Once the images are set aside, return every entry exactly.

▶ **Extracted entries**:
---------------
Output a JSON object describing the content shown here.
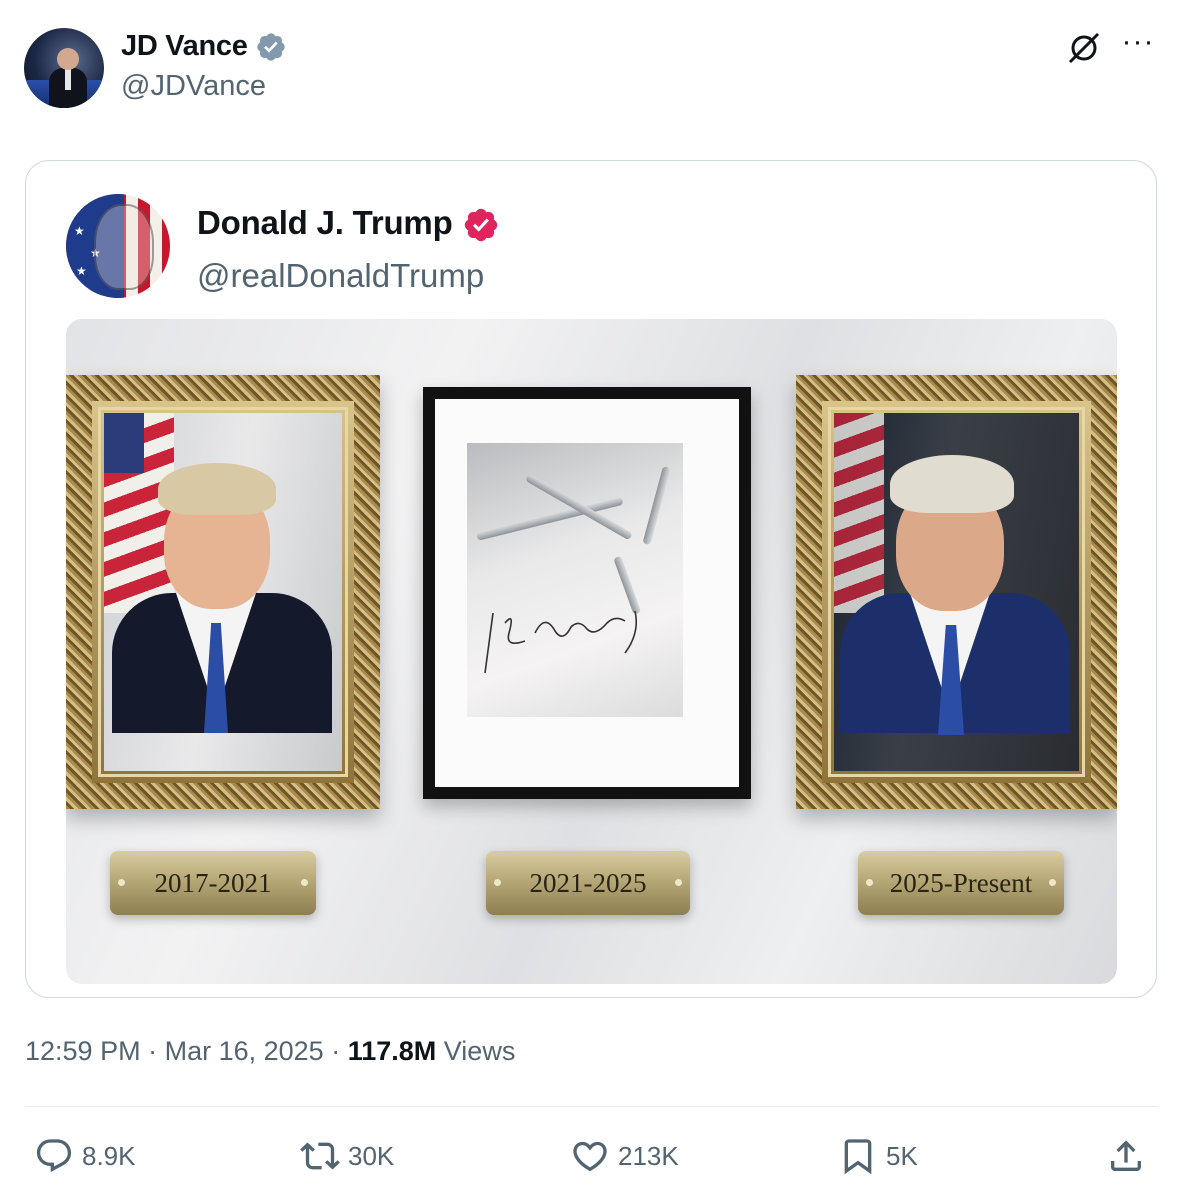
{
  "author": {
    "name": "JD Vance",
    "handle": "@JDVance"
  },
  "quoted_post": {
    "name": "Donald J. Trump",
    "handle": "@realDonaldTrump",
    "plaques": [
      "2017-2021",
      "2021-2025",
      "2025-Present"
    ]
  },
  "meta": {
    "time": "12:59 PM",
    "separator": " · ",
    "date": "Mar 16, 2025",
    "views_count": "117.8M",
    "views_label": "Views"
  },
  "actions": {
    "replies": "8.9K",
    "reposts": "30K",
    "likes": "213K",
    "bookmarks": "5K"
  },
  "colors": {
    "verified_blue_badge": "#829aab",
    "verified_pink_badge": "#e0245e",
    "secondary_text": "#536471"
  },
  "icons": [
    "verified-badge-icon",
    "grok-icon",
    "more-icon",
    "reply-icon",
    "repost-icon",
    "like-icon",
    "bookmark-icon",
    "share-icon"
  ]
}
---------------
▶ **Answer area**:
Output a JSON object describing the content shown here.
{
  "author": {
    "name": "JD Vance",
    "handle": "@JDVance"
  },
  "quoted_post": {
    "name": "Donald J. Trump",
    "handle": "@realDonaldTrump",
    "plaques": [
      "2017-2021",
      "2021-2025",
      "2025-Present"
    ]
  },
  "meta": {
    "time": "12:59 PM",
    "separator": " · ",
    "date": "Mar 16, 2025",
    "views_count": "117.8M",
    "views_label": "Views"
  },
  "actions": {
    "replies": "8.9K",
    "reposts": "30K",
    "likes": "213K",
    "bookmarks": "5K"
  },
  "colors": {
    "verified_blue_badge": "#829aab",
    "verified_pink_badge": "#e0245e",
    "secondary_text": "#536471"
  },
  "icons": [
    "verified-badge-icon",
    "grok-icon",
    "more-icon",
    "reply-icon",
    "repost-icon",
    "like-icon",
    "bookmark-icon",
    "share-icon"
  ]
}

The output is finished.